Data records for software interfaces:
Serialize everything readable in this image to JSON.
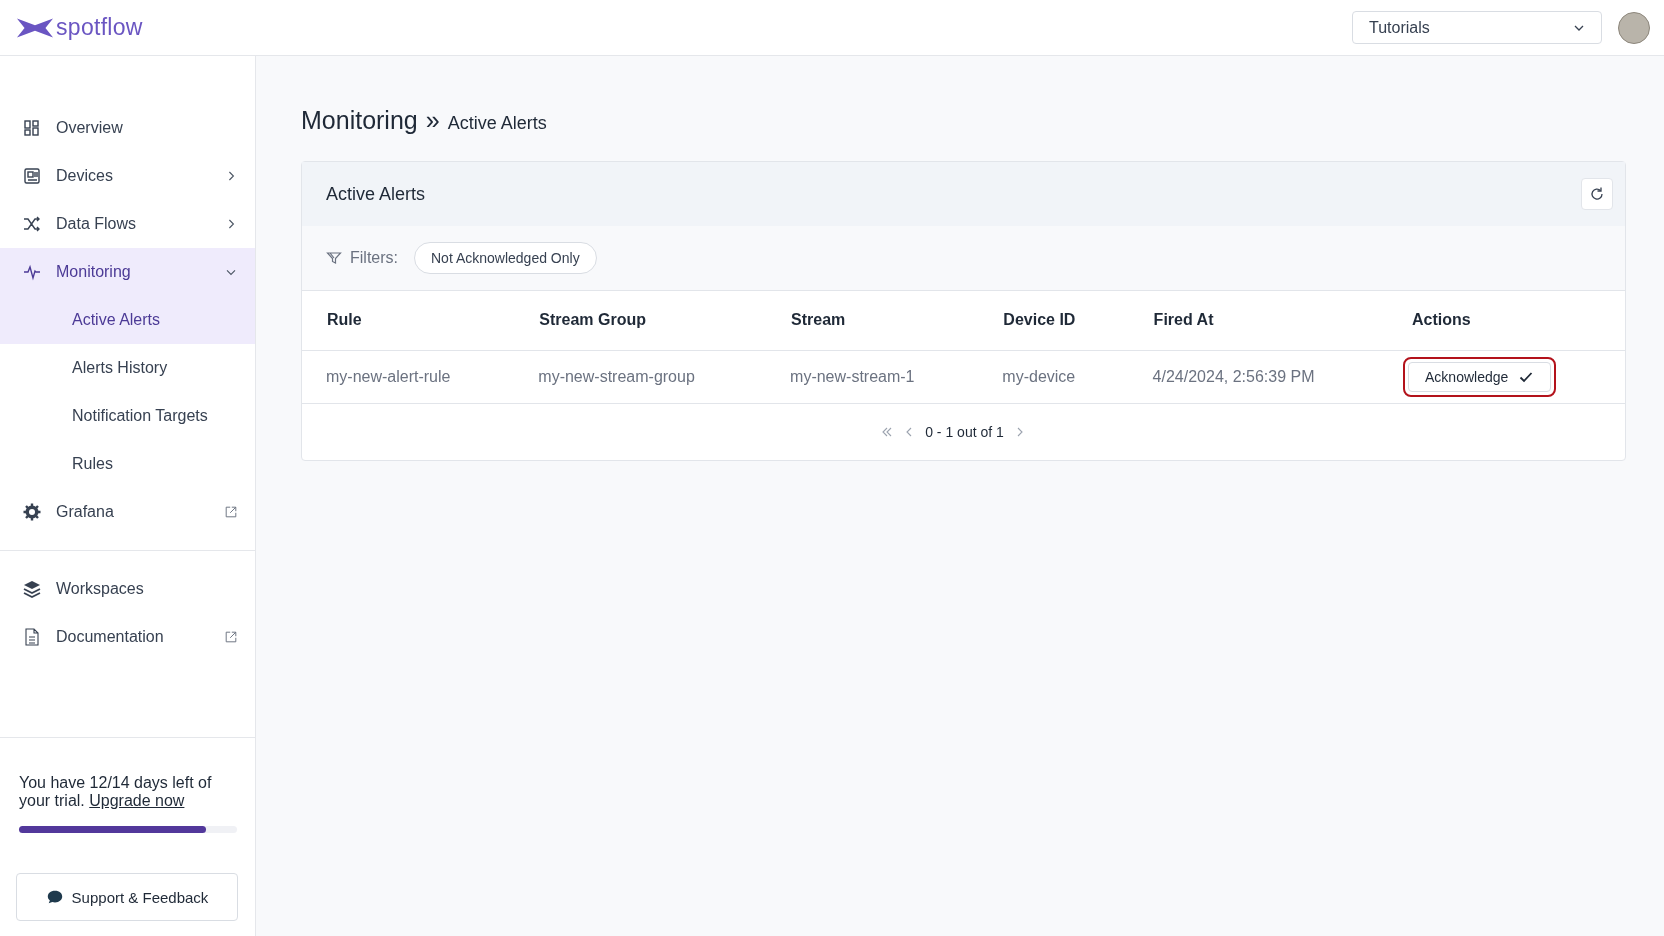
{
  "logo": {
    "text": "spotflow"
  },
  "topbar": {
    "workspace_select": {
      "value": "Tutorials"
    }
  },
  "sidebar": {
    "nav": [
      {
        "label": "Overview",
        "kind": "link",
        "selected": false
      },
      {
        "label": "Devices",
        "kind": "group",
        "expanded": false,
        "selected": false
      },
      {
        "label": "Data Flows",
        "kind": "group",
        "expanded": false,
        "selected": false
      },
      {
        "label": "Monitoring",
        "kind": "group",
        "expanded": true,
        "selected": true,
        "children": [
          {
            "label": "Active Alerts",
            "selected": true
          },
          {
            "label": "Alerts History",
            "selected": false
          },
          {
            "label": "Notification Targets",
            "selected": false
          },
          {
            "label": "Rules",
            "selected": false
          }
        ]
      },
      {
        "label": "Grafana",
        "kind": "external",
        "selected": false
      }
    ],
    "secondary_nav": [
      {
        "label": "Workspaces",
        "kind": "link",
        "selected": false
      },
      {
        "label": "Documentation",
        "kind": "external",
        "selected": false
      }
    ],
    "trial": {
      "text": "You have 12/14 days left of your trial.",
      "link": "Upgrade now",
      "level": 0.857
    },
    "support_button": "Support & Feedback"
  },
  "breadcrumb": {
    "title": "Monitoring",
    "separator": "»",
    "current": "Active Alerts"
  },
  "card": {
    "title": "Active Alerts",
    "filters_label": "Filters:",
    "filter_chips": [
      "Not Acknowledged Only"
    ],
    "table": {
      "columns": [
        "Rule",
        "Stream Group",
        "Stream",
        "Device ID",
        "Fired At",
        "Actions"
      ],
      "rows": [
        {
          "cells": [
            "my-new-alert-rule",
            "my-new-stream-group",
            "my-new-stream-1",
            "my-device",
            "4/24/2024, 2:56:39 PM"
          ],
          "action": {
            "label": "Acknowledge",
            "highlighted": true
          }
        }
      ]
    },
    "pagination": {
      "text": "0 - 1 out of 1"
    }
  }
}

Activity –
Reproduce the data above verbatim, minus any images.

Solution –
Serialize everything readable in this image to JSON.
{
  "logo": {
    "text": "spotflow"
  },
  "topbar": {
    "workspace_select": {
      "value": "Tutorials"
    }
  },
  "sidebar": {
    "nav": [
      {
        "label": "Overview",
        "kind": "link",
        "selected": false
      },
      {
        "label": "Devices",
        "kind": "group",
        "expanded": false,
        "selected": false
      },
      {
        "label": "Data Flows",
        "kind": "group",
        "expanded": false,
        "selected": false
      },
      {
        "label": "Monitoring",
        "kind": "group",
        "expanded": true,
        "selected": true,
        "children": [
          {
            "label": "Active Alerts",
            "selected": true
          },
          {
            "label": "Alerts History",
            "selected": false
          },
          {
            "label": "Notification Targets",
            "selected": false
          },
          {
            "label": "Rules",
            "selected": false
          }
        ]
      },
      {
        "label": "Grafana",
        "kind": "external",
        "selected": false
      }
    ],
    "secondary_nav": [
      {
        "label": "Workspaces",
        "kind": "link",
        "selected": false
      },
      {
        "label": "Documentation",
        "kind": "external",
        "selected": false
      }
    ],
    "trial": {
      "text": "You have 12/14 days left of your trial.",
      "link": "Upgrade now",
      "level": 0.857
    },
    "support_button": "Support & Feedback"
  },
  "breadcrumb": {
    "title": "Monitoring",
    "separator": "»",
    "current": "Active Alerts"
  },
  "card": {
    "title": "Active Alerts",
    "filters_label": "Filters:",
    "filter_chips": [
      "Not Acknowledged Only"
    ],
    "table": {
      "columns": [
        "Rule",
        "Stream Group",
        "Stream",
        "Device ID",
        "Fired At",
        "Actions"
      ],
      "rows": [
        {
          "cells": [
            "my-new-alert-rule",
            "my-new-stream-group",
            "my-new-stream-1",
            "my-device",
            "4/24/2024, 2:56:39 PM"
          ],
          "action": {
            "label": "Acknowledge",
            "highlighted": true
          }
        }
      ]
    },
    "pagination": {
      "text": "0 - 1 out of 1"
    }
  }
}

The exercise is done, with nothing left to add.